▽

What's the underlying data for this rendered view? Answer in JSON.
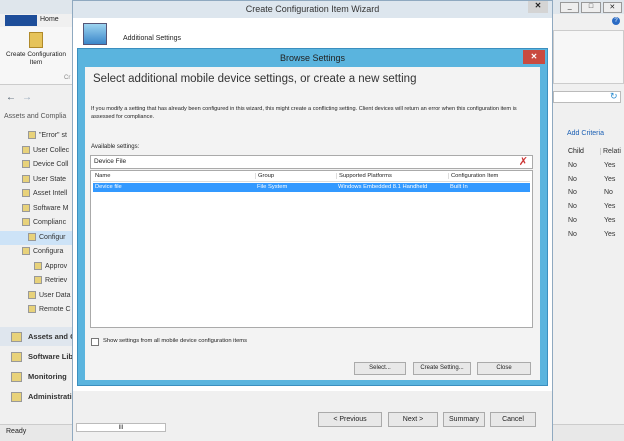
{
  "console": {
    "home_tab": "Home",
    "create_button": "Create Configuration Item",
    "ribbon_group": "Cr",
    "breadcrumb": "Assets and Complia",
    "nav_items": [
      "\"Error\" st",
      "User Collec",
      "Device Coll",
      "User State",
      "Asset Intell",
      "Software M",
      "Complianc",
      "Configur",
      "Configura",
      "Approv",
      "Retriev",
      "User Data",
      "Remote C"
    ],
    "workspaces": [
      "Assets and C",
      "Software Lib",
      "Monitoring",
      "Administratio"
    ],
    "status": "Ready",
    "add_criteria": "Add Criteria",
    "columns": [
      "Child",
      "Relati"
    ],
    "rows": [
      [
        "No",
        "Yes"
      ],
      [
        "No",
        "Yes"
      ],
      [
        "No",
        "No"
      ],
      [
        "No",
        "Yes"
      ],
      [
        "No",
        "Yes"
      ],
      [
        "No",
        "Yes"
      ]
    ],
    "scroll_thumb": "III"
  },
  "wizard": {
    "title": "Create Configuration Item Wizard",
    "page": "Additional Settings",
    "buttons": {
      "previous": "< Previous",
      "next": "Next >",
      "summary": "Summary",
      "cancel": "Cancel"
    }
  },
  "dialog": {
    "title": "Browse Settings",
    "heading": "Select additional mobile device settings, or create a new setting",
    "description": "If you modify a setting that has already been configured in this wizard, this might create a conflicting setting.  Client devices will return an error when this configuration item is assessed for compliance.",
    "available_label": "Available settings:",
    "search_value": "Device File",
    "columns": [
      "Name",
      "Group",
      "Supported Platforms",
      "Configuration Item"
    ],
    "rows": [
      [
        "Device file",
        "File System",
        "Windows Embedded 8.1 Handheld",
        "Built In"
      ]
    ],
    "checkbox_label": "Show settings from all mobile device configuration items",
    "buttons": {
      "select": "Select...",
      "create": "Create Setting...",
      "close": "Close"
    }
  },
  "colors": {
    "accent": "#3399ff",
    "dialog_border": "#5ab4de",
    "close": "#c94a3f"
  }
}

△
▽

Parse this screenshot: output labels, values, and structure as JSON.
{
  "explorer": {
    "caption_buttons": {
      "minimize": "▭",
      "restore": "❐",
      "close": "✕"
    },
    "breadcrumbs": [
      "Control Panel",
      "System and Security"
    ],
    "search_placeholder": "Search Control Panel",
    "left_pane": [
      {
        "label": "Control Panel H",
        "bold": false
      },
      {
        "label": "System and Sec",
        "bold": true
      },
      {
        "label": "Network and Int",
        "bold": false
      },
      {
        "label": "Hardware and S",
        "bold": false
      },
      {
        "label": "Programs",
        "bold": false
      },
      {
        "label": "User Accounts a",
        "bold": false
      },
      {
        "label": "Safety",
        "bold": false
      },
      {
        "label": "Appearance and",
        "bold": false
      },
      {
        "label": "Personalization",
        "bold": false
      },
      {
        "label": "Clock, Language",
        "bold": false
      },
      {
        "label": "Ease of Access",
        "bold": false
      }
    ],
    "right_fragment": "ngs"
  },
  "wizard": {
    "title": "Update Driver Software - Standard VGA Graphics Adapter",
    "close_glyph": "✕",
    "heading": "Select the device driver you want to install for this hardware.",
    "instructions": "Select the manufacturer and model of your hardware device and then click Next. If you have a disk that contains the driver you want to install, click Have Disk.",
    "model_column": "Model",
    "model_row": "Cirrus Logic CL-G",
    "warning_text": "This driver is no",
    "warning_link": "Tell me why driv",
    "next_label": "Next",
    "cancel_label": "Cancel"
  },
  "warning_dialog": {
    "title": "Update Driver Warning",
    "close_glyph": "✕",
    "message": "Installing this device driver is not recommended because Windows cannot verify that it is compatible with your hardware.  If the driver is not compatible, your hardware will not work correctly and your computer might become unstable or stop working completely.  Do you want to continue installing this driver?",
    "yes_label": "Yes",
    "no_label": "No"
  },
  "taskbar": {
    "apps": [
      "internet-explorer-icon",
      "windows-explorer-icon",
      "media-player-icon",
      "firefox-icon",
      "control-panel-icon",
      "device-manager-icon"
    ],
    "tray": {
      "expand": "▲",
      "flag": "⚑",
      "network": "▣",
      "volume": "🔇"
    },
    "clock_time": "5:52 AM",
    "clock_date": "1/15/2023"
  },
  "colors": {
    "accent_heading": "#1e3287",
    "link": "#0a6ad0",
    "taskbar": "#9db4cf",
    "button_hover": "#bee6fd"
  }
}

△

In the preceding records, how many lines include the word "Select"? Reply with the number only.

_WRITTEN RESPONSE_: 4